    Notable: Antti Niemi is making his case to be among the league’s top five goalies. Logan Couture could develop into a point-per-game player to complement Joe Thornton, Joe Pavelski, and Patrick Marleau. But the eternal question: Can the Sharks put it together in the playoffs?

    3. Anaheim

    Coach: Bruce Boudreau (third season with Anaheim).

    Record: 30-12-6, 66 points, 2d in West.

    Playoffs: Lost to Detroit in Round 1.

    Notable: Short term, the Ducks will feel the loss of Bobby Ryan. It remains to be seen whether Jakob Silfverberg, Stefan Noesen, and Ottawa’s 2014 first-rounder will make up for the sharpshooter’s loss. The Ducks should have enough offense remaining in Ryan Getzlaf, Corey Perry, and Teemu Selanne.

    4. Edmonton (wild card)

    Coach: Dallas Eakins (first season with Edmonton).

    Record: 19-22-7, 45 points, 12th in West.

    Playoffs: DNQ.

    Notable: It’s about time for Edmonton’s kids to make the jump. Taylor Hall, Jordan Eberle, Ryan Nugent-Hopkins, and Justin Schultz are ready. Ex-Bruin Andrew Ference will bring leadership to the room. Devan Dubnyk will have to be ace material in goal.

    5. Vancouver

    Coach: John Tortorella (first season with Vancouver).

    Record: 26-15-7, 59 points, 3d in West.

    Playoffs: Lost to San Jose in Round 1.

    Notable: As he did on Broadway, John Tortorella promises to give his top dogs plenty of shifts. The Sedin twins and Ryan Kesler should be OK with that in the regular season. But will they have enough at the end? That’s all irrelevant, of course, if Roberto Luongo blows up.

    6. Phoenix

    Coach: Dave Tippett (fifth season with Phoenix).

    Record: 21-18-9, 51 points, 10th in West.

    Playoffs: DNQ.

    Notable: The Coyotes are seemingly stable in Glendale for now. Dave Tippett is one of the NHL’s best defensive-minded coaches.
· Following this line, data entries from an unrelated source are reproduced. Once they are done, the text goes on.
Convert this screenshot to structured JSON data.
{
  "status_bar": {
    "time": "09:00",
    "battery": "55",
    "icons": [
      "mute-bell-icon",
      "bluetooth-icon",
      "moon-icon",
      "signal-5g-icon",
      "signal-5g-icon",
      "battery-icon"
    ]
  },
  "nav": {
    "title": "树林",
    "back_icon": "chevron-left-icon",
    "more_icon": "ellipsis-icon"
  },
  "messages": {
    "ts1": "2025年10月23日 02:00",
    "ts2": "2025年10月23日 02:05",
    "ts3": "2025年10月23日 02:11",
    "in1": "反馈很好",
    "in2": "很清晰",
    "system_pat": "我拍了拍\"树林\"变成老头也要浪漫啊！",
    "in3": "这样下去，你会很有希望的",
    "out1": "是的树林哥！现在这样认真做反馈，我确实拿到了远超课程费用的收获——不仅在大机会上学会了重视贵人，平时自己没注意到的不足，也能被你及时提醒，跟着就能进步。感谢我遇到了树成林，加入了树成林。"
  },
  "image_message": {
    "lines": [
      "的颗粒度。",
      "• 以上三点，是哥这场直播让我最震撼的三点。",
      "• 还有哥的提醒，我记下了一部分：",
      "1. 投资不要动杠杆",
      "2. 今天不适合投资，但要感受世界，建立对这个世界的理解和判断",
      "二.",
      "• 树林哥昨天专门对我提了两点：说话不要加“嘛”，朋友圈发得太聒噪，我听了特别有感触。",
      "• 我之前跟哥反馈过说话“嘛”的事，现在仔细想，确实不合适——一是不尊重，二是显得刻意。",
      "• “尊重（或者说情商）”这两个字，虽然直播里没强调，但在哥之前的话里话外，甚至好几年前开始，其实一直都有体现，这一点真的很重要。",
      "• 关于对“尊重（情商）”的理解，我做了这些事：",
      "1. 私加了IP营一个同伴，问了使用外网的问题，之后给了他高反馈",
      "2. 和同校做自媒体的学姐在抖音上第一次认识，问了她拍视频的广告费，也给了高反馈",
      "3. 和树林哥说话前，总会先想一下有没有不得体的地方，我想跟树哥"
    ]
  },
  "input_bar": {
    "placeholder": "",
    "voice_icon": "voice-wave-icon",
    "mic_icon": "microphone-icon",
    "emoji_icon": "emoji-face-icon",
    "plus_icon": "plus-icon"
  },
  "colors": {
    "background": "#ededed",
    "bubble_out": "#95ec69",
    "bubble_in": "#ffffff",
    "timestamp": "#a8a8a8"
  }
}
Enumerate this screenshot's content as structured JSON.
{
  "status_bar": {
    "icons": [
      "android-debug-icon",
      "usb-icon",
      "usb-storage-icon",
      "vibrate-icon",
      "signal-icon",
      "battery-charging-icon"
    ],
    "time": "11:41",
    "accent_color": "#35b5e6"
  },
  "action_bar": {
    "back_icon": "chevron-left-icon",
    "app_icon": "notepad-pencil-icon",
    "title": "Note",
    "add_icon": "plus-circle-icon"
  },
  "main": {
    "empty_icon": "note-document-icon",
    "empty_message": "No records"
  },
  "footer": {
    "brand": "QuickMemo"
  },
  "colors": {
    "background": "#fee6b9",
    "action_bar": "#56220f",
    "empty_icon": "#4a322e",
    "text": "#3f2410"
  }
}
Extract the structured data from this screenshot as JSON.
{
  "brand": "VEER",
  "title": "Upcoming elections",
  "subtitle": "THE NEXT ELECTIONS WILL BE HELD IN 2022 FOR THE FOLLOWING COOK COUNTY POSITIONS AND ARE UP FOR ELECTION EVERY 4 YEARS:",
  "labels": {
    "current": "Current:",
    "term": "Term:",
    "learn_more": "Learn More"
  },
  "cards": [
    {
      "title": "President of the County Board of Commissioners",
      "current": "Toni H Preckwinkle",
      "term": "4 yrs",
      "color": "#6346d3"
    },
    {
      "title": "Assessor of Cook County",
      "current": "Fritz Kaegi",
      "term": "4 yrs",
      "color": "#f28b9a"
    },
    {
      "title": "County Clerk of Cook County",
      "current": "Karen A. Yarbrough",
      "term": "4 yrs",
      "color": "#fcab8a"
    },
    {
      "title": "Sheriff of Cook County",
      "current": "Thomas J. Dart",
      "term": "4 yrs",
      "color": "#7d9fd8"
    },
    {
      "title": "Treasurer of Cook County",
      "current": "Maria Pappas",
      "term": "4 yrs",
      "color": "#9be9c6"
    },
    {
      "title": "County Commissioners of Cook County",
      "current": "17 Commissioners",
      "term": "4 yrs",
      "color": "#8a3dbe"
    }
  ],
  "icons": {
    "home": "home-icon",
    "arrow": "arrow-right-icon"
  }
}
To that end, the Coyotes will depend on Mike Smith to carry the load in goal. Not much pop up front, though.

    7. Calgary

    Coach: Bob Hartley (second season with Calgary).

    Record: 19-25-4, 42 points, 13th in West.

    Playoffs: DNQ.

    Notable: The Flames are going to be bad for a while. New president Brian Burke likes the team’s recent drafts. But those picks won’t be in Calgary jerseys for several more years. Until then, the Flames will have to bottom out to land even more high picks. This will be ugly.

    Fluto Shinzawa can be reached at Follow him on Twitter @GlobeFluto.